Dr. Anthony Fauci reacts as U.S. President Donald Trump leaves after his press briefing on the coronavirus at the White House on March 26, 2020.
Dr. Anthony Fauci reacts as President Donald Trump leaves after his press briefing on the coronavirus at the White House on March 26, 2020.Abaca Press / Sipa USA via AP

Dr. Anthony Fauci said Wednesday the White House's attempts to discredit him are "a bit bizarre" and "it doesn’t do anything but reflect poorly on them."

"I cannot figure out in my wildest dreams why they would want to do that. I think they realize now that that was not a prudent thing to do, because it’s only reflecting negatively on them," the government's top infectious disease expert told The Atlantic in an interview, referring to critical comments from an administration official and opposition research-style information the White House released about him over the weekend.

Asked about the government trying to discredit him, Fauci said, "Well, that is a bit bizarre. I sit here and just shrug my shoulders and say, ‘Well, you know, that’s life in the fast lane.’”

He said the collection of comments released by the White House pointing out times he said things about the coronavirus that proved to be inaccurate was "nonsense."

“I stand by everything I said. Contextually, at the time I said it, it was absolutely true,” Fauci said.

A White House official told NBC News on Sunday that “several White House officials are concerned about the number of times Dr. Fauci has been wrong on things.” The comment and the documents came days after President Donald Trump noted that Fauci had made “a lot of mistakes.”

Fauci said he discussed the disclosures with White House Chief of Staff Mark Meadows during a meeting on Monday.

“I said that that was not particularly a good thing to do. Ultimately, it hurts the president to do that. When the staff lets out something like that and the entire scientific and press community push back on it, it ultimately hurts the president. And I don’t really want to hurt the president,” Fauci said.

He said Meadows didn’t apologize and maintained he hadn’t known about the effort.

While Trump told reporters this week that he likes Fauci and they get along, White House trade adviser Peter Navarro wrote a blistering op-ed about the National Institute of Allergy and Infectious Diseases’ director for USA Today that was published Tuesday night.

“Dr. Anthony Fauci has a good bedside manner with the public, but he has been wrong about everything I have interacted with him on,” Navarro wrote.
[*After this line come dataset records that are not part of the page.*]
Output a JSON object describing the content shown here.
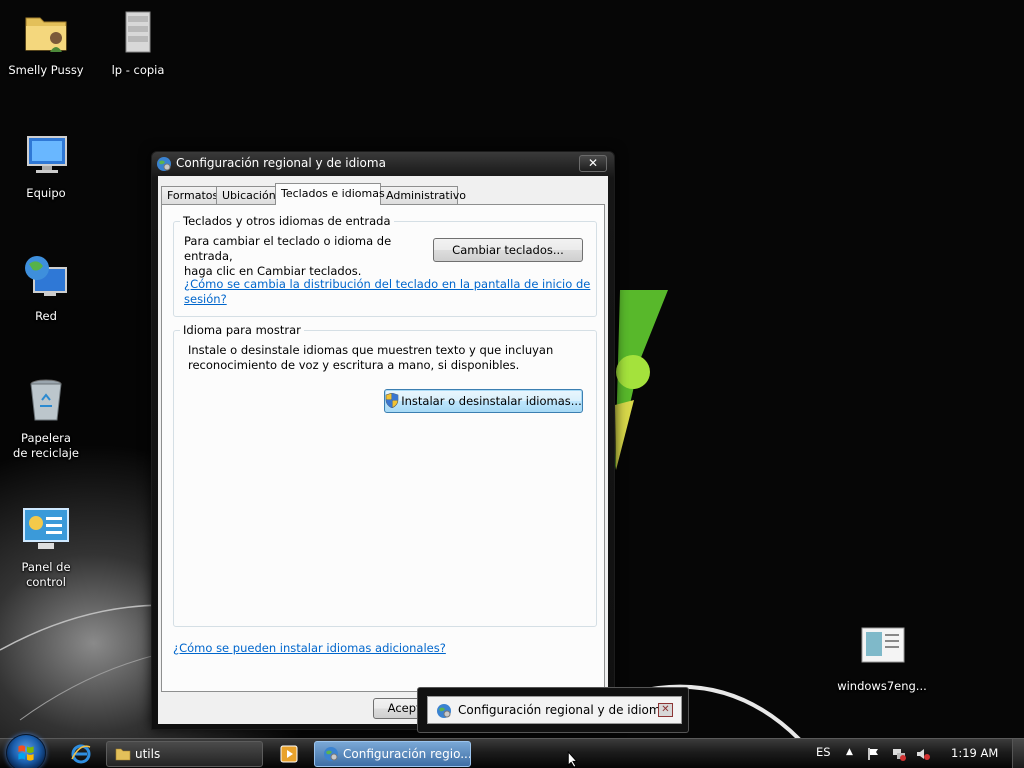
{
  "desktop": {
    "icons": [
      {
        "label": "Smelly Pussy",
        "icon": "folder-icon"
      },
      {
        "label": "lp - copia",
        "icon": "archive-icon"
      },
      {
        "label": "Equipo",
        "icon": "computer-icon"
      },
      {
        "label": "Red",
        "icon": "network-icon"
      },
      {
        "label": "Papelera de reciclaje",
        "icon": "recycle-bin-icon"
      },
      {
        "label": "Panel de control",
        "icon": "control-panel-icon"
      },
      {
        "label": "windows7eng...",
        "icon": "document-file-icon"
      }
    ]
  },
  "dialog": {
    "title": "Configuración regional y de idioma",
    "close_symbol": "✕",
    "tabs": [
      {
        "label": "Formatos"
      },
      {
        "label": "Ubicación"
      },
      {
        "label": "Teclados e idiomas",
        "active": true
      },
      {
        "label": "Administrativo"
      }
    ],
    "keyboards_group": {
      "title": "Teclados y otros idiomas de entrada",
      "description_line1": "Para cambiar el teclado o idioma de entrada,",
      "description_line2": "haga clic en Cambiar teclados.",
      "change_keyboards_button": "Cambiar teclados...",
      "help_link_line1": "¿Cómo se cambia la distribución del teclado en la pantalla de inicio de",
      "help_link_line2": "sesión?"
    },
    "display_language_group": {
      "title": "Idioma para mostrar",
      "description_line1": "Instale o desinstale idiomas que muestren texto y que incluyan",
      "description_line2": "reconocimiento de voz y escritura a mano, si disponibles.",
      "install_button": "Instalar o desinstalar idiomas..."
    },
    "additional_languages_link": "¿Cómo se pueden instalar idiomas adicionales?",
    "accept_button": "Aceptar"
  },
  "thumbnail_tooltip": {
    "title": "Configuración regional y de idioma",
    "close_symbol": "✕"
  },
  "taskbar": {
    "buttons": [
      {
        "label": "utils",
        "icon": "folder-icon"
      },
      {
        "label": "Configuración regio...",
        "icon": "globe-settings-icon"
      }
    ],
    "language": "ES",
    "clock": "1:19 AM"
  }
}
Fauci told The Atlantic “I can’t explain Peter Navarro. He’s in a world by himself. So I don’t even want to go there.”

Trump told reporters Wednesday that Navarro “made a statement representing himself. He shouldn’t be doing that. I have a good relationship with Anthony.”

Fauci said that despite the drama, he has no intention of resigning, citing the ongoing pandemic.
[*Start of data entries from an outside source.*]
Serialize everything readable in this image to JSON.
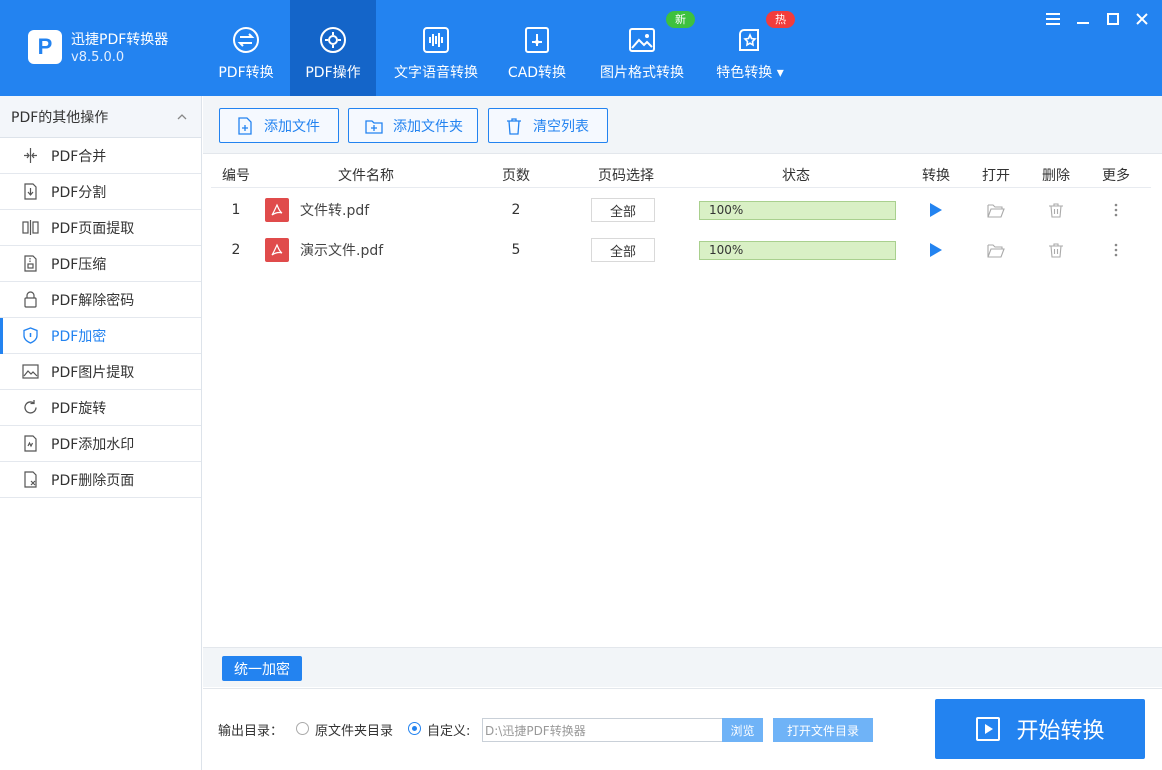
{
  "app": {
    "name": "迅捷PDF转换器",
    "version": "v8.5.0.0",
    "logo_letter": "P"
  },
  "nav": {
    "tabs": [
      {
        "label": "PDF转换",
        "icon": "convert-icon"
      },
      {
        "label": "PDF操作",
        "icon": "gear-icon",
        "active": true
      },
      {
        "label": "文字语音转换",
        "icon": "waveform-icon"
      },
      {
        "label": "CAD转换",
        "icon": "cad-icon"
      },
      {
        "label": "图片格式转换",
        "icon": "image-icon",
        "badge": "新"
      },
      {
        "label": "特色转换",
        "icon": "star-icon",
        "badge": "热"
      }
    ]
  },
  "window_controls": [
    "menu-icon",
    "minimize-icon",
    "maximize-icon",
    "close-icon"
  ],
  "sidebar": {
    "header": "PDF的其他操作",
    "items": [
      {
        "label": "PDF合并"
      },
      {
        "label": "PDF分割"
      },
      {
        "label": "PDF页面提取"
      },
      {
        "label": "PDF压缩"
      },
      {
        "label": "PDF解除密码"
      },
      {
        "label": "PDF加密",
        "active": true
      },
      {
        "label": "PDF图片提取"
      },
      {
        "label": "PDF旋转"
      },
      {
        "label": "PDF添加水印"
      },
      {
        "label": "PDF删除页面"
      }
    ]
  },
  "toolbar": {
    "add_file": "添加文件",
    "add_folder": "添加文件夹",
    "clear_list": "清空列表"
  },
  "table": {
    "headers": {
      "num": "编号",
      "name": "文件名称",
      "pages": "页数",
      "page_select": "页码选择",
      "status": "状态",
      "convert": "转换",
      "open": "打开",
      "delete": "删除",
      "more": "更多"
    },
    "rows": [
      {
        "num": "1",
        "name": "文件转.pdf",
        "pages": "2",
        "page_select": "全部",
        "progress": "100%"
      },
      {
        "num": "2",
        "name": "演示文件.pdf",
        "pages": "5",
        "page_select": "全部",
        "progress": "100%"
      }
    ]
  },
  "bottom": {
    "encrypt_all": "统一加密"
  },
  "footer": {
    "output_label": "输出目录：",
    "option_original": "原文件夹目录",
    "option_custom": "自定义:",
    "path": "D:\\迅捷PDF转换器",
    "browse": "浏览",
    "open_dir": "打开文件目录",
    "start": "开始转换"
  },
  "colors": {
    "primary": "#2383f0",
    "active_tab": "#1465c9",
    "progress_fill": "#d9f0c5",
    "pdf_red": "#e04b4b"
  }
}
“I think the problem is too important for me to get into those kinds of thoughts and discussions. I just want to do my job. I’m really good at it. I think I can contribute. And I’m going to keep doing it,” he said.